Turns out she’s there, albeit mostly obscured by the difficulty of making a play focus on two radically disparate things at once. Still, in the powerful resolution, when Prospero forgives his betrayers and renounces his life of vengeance and spells, the frame story suddenly and movingly reasserts itself. Walter shows us, in an exquisite moment, that this forgiveness — of self and of others — is no easy business; it may be a resolution but it is also a rupture. Here the idea of rehabilitation, so awkwardly draped over the rest of the plot, finally fits perfectly, and so, briefly, does the specific story of Judy Clark, whose daughter, like Prospero’s, has only ever known her parent in captivity. Partly for that daughter’s sake, Clark has said, she has spent her years at Bedford Hills Correctional Facility becoming a model prisoner, accepting her guilt, renouncing her past, and focusing what seemed likely to be a permanent incarceration on helping other inmates. 

That’s a great story, and might make a fine play. (It already made a bad one, in David Mamet’s The Anarchist.) The question is what her tale is doing parked in the middle of Shakespeare’s. Most of the time, Lloyd’s production seems to be making an excuse for nontraditional casting instead of merely exulting in it. But on those occasions when it doubles down on themes alive in both stories, particularly the theme of clemency, this Tempest justifies itself. It doesn’t hurt that, last month, Governor Andrew Cuomo commuted Judy Clark’s sentence. Like Prospero, she may get to leave her island.
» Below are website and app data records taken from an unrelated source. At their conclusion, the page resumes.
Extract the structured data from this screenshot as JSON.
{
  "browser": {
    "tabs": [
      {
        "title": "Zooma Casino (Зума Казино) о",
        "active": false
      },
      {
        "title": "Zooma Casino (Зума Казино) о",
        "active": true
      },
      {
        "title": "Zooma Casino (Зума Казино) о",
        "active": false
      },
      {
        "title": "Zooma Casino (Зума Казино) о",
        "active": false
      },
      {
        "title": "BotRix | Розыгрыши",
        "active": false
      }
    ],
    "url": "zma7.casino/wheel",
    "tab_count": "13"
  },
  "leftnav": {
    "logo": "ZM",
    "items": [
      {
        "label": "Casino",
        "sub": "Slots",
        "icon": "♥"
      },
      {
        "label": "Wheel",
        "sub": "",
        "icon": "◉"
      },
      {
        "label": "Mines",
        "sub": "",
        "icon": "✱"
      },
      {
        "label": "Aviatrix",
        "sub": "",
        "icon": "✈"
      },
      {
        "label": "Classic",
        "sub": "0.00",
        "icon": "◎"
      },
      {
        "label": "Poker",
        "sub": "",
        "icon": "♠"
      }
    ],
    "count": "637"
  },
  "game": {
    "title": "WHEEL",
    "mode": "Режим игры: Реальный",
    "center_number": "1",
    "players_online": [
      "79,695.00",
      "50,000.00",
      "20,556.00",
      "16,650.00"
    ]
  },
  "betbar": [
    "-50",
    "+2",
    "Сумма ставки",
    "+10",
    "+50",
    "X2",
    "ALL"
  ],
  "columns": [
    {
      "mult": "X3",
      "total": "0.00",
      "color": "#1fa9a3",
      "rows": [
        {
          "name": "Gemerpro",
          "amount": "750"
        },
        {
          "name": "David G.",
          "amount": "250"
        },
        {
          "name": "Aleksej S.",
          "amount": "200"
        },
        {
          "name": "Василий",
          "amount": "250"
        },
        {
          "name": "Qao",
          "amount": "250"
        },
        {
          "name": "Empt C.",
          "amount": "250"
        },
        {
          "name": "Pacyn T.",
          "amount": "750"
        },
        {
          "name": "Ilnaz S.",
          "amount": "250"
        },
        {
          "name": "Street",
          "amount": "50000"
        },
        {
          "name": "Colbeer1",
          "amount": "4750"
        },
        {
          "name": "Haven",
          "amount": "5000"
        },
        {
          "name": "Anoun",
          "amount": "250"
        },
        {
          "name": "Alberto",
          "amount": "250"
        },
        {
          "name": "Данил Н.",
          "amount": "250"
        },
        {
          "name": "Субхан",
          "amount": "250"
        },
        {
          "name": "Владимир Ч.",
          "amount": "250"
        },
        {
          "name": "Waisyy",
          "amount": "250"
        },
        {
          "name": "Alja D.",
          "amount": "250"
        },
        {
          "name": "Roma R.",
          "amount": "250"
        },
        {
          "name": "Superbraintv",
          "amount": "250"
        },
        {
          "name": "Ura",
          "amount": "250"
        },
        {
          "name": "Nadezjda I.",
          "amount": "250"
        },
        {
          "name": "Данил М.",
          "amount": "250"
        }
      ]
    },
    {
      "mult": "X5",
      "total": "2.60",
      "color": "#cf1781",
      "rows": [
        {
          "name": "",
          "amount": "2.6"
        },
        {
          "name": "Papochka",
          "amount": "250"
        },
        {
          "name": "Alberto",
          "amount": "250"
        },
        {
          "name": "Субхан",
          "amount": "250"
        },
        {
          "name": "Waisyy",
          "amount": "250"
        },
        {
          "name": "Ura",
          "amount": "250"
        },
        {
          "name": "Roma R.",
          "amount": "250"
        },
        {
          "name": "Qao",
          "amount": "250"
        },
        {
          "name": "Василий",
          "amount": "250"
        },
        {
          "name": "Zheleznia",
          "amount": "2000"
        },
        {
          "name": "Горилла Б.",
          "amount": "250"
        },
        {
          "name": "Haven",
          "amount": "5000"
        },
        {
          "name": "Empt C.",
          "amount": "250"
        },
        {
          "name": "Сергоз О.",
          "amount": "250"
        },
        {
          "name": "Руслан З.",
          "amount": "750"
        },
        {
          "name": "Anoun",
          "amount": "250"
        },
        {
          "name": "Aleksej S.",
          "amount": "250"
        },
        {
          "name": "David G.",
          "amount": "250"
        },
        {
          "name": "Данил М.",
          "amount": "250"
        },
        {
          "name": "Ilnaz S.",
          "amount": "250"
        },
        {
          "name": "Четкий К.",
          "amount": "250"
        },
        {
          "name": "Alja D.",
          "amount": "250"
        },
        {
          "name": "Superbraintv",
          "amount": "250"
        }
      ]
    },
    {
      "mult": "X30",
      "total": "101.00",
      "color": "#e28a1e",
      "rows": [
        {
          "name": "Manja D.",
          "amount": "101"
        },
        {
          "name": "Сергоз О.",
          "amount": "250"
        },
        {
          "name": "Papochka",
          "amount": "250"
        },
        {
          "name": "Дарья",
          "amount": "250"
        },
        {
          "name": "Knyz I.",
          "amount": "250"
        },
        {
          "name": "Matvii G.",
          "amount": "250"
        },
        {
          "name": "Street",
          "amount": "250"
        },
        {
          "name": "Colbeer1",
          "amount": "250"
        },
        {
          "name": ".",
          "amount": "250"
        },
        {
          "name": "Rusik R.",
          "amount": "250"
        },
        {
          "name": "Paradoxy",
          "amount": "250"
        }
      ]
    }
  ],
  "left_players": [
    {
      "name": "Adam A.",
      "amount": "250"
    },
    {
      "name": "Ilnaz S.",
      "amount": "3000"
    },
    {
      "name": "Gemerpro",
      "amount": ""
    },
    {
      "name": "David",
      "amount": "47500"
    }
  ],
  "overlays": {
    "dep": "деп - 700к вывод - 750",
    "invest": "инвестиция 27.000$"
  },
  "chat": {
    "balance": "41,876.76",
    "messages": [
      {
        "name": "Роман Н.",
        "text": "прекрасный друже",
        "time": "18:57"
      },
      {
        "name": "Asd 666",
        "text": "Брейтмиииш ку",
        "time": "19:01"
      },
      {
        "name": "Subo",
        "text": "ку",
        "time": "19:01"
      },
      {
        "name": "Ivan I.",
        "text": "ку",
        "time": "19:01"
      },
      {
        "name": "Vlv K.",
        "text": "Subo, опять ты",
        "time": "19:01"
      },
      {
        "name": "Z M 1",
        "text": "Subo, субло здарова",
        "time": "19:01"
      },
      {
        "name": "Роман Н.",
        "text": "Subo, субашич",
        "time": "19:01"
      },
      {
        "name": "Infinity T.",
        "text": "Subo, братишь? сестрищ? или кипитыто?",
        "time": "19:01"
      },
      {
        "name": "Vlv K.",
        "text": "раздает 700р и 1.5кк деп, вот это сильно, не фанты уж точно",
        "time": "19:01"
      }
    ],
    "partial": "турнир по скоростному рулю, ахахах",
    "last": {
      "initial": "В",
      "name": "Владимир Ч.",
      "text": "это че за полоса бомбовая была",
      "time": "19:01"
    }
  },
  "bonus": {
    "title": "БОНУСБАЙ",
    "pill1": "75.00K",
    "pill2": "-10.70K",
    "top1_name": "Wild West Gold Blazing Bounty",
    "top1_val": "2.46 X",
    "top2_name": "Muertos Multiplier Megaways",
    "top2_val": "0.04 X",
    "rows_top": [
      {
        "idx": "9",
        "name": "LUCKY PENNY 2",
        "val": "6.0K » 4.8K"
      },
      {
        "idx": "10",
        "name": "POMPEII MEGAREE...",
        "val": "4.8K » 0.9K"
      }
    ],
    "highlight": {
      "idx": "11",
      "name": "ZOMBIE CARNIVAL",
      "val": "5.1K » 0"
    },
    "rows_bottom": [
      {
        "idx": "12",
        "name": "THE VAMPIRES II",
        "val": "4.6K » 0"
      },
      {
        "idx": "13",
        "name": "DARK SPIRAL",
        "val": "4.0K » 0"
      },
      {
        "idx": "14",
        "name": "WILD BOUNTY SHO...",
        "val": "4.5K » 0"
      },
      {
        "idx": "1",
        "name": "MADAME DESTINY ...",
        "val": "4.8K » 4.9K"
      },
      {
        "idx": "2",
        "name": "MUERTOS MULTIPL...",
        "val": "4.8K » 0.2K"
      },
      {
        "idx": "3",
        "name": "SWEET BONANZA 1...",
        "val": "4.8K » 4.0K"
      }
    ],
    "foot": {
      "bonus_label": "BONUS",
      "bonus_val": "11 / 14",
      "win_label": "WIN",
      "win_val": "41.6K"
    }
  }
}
The Tempest is at St. Ann’s Warehouse through February 19. 

Theater Review: Harriet Walter in The Tempest